There are five events incorporated within the acrobatic gymnastics discipline. The events are women’s pair, men’s pair, mixed pair, women’s group (3), and men’s group (4). Each pair/group performs routines featuring gymnastics tumbling skills, partner balances, and dynamic skills. Balance skills highlight the athletes’ strength and flexibility through pyramids and static positions of the top. Dynamic skills involve somersaulting and twisting with landings on the floor or catches by a bottom partner. Routines are performed on the same 40’ x 40’ spring floor that artistic gymnasts use to perform floor routines.
Athletes of varying heights, weights, and body types are needed for acrobatic gymnastics. Smaller, more flexible athletes are needed as tops, while taller and stronger athletes are ideal for base positions.
Each elite pair/group performs three routines, balance, dynamic, and combined. All exercises are choreographed and performed to music.
A balance routine consists of static balance elements, intricate pyramids, transitions between balance holds, and individual elements of flexibility, balance, and agility. In a balance routine, a pair/group is required to perform a variety of balance elements and individual elements. Pair/group tops are typically in handstand, arched handstand, planche, or straddle hold positions supported by one or two hands of a partner. Some balance elements require the top to balance on a partner’s head, torso or foot.
Dynamic routines include skills with partner throws and pitches to catches by the base partner(s) or landings on the floor. Also included in dynamic routines are individual tumbling skills. Pairs/groups perform a variety of dynamic elements and individual skills. An example of an advanced dynamic skill is a salto with full twist performed from the hands of a partner back to the hands of a partner. Tops may be thrown into the air and perform double and triple saltos, some with twists, and land on the floor.

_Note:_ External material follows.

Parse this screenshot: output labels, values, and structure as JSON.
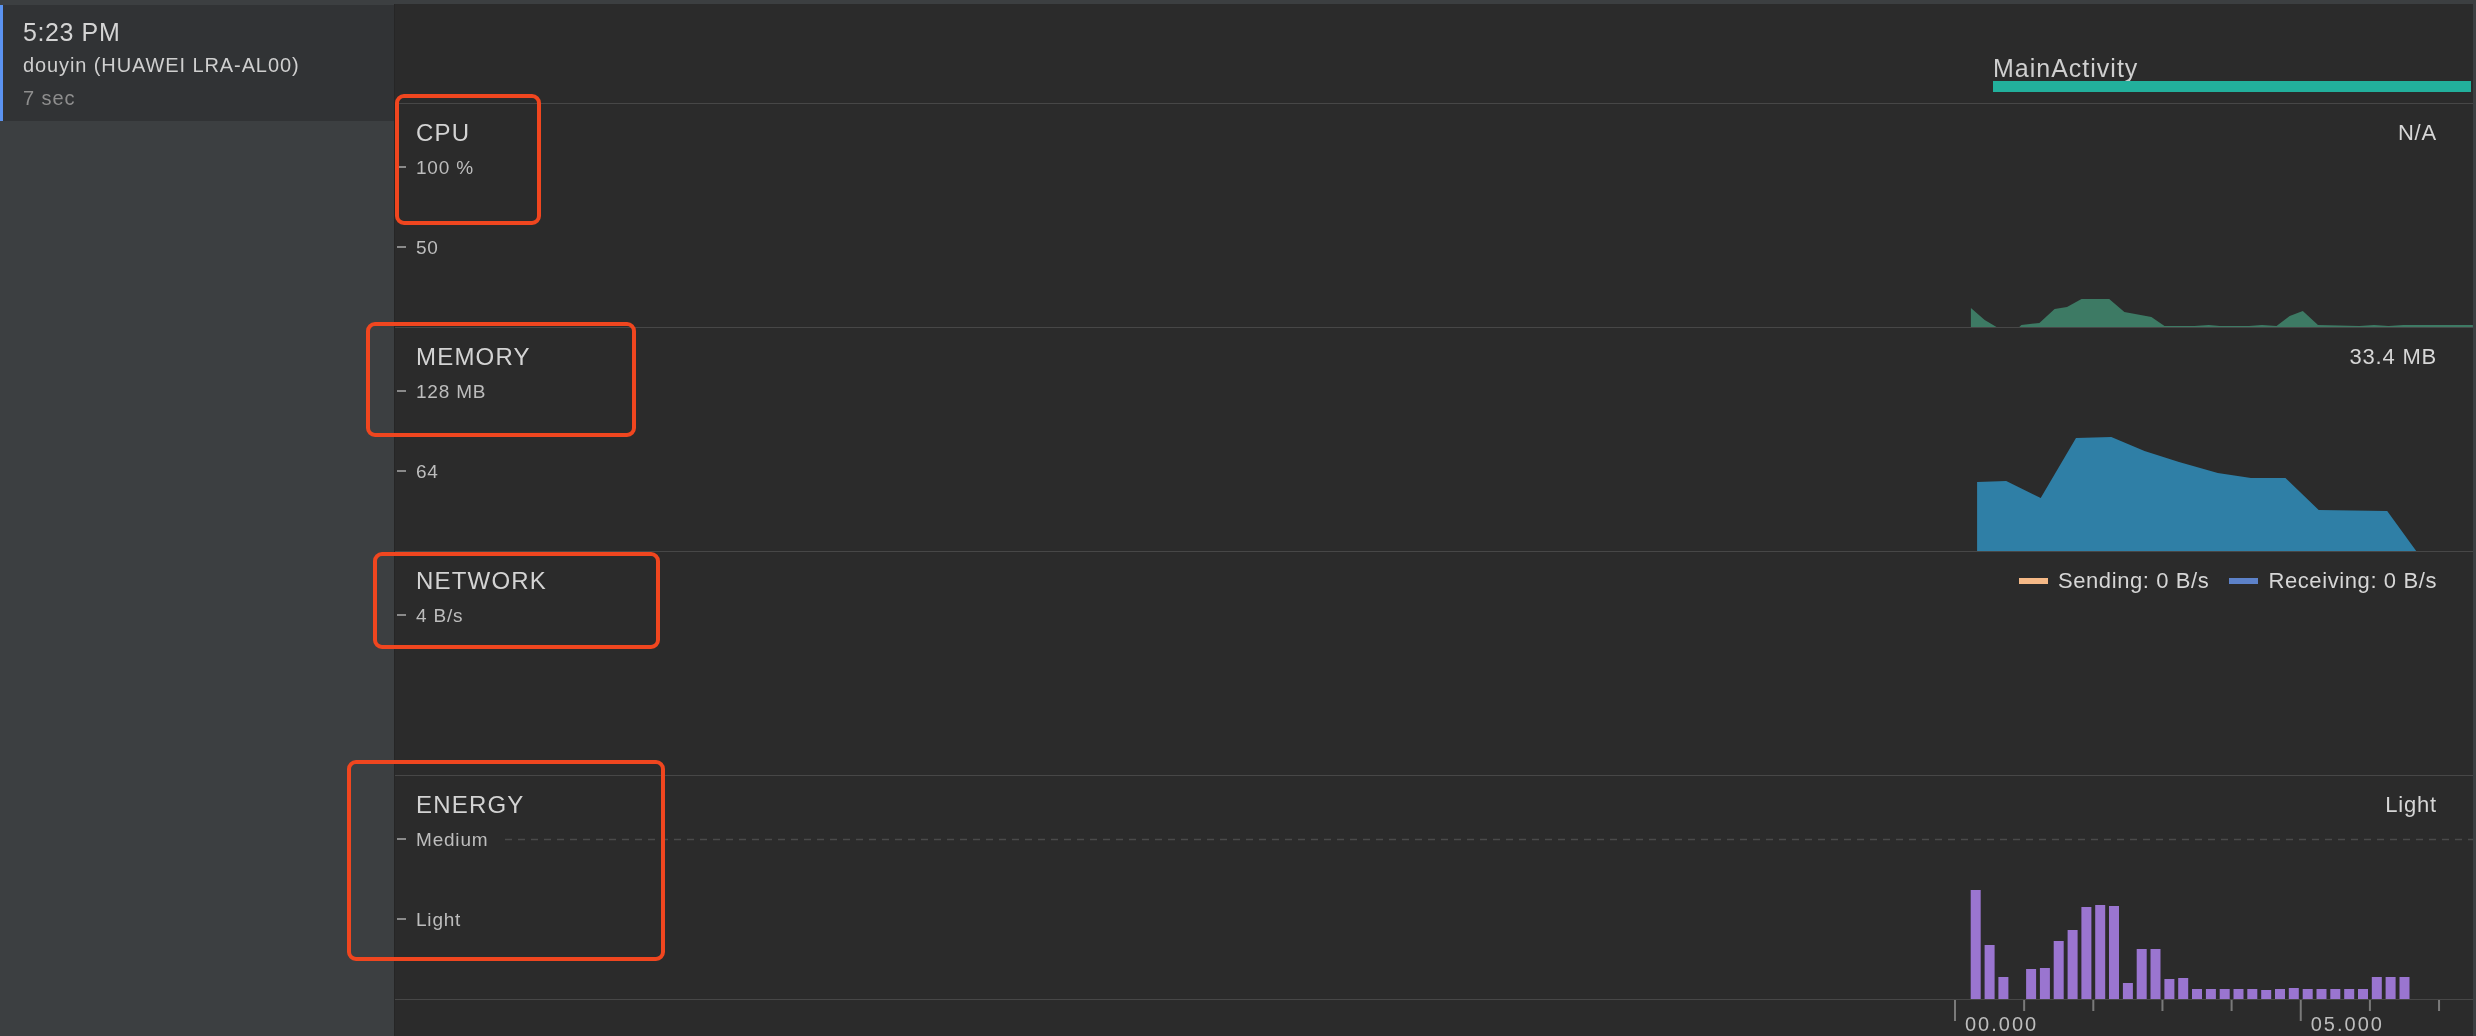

A combined routine is just that, a combination of balance and dynamic skills in one routine. Balance elements and dynamic elements are required in the combined exercise. Again, pairs/groups also are required to perform individual skills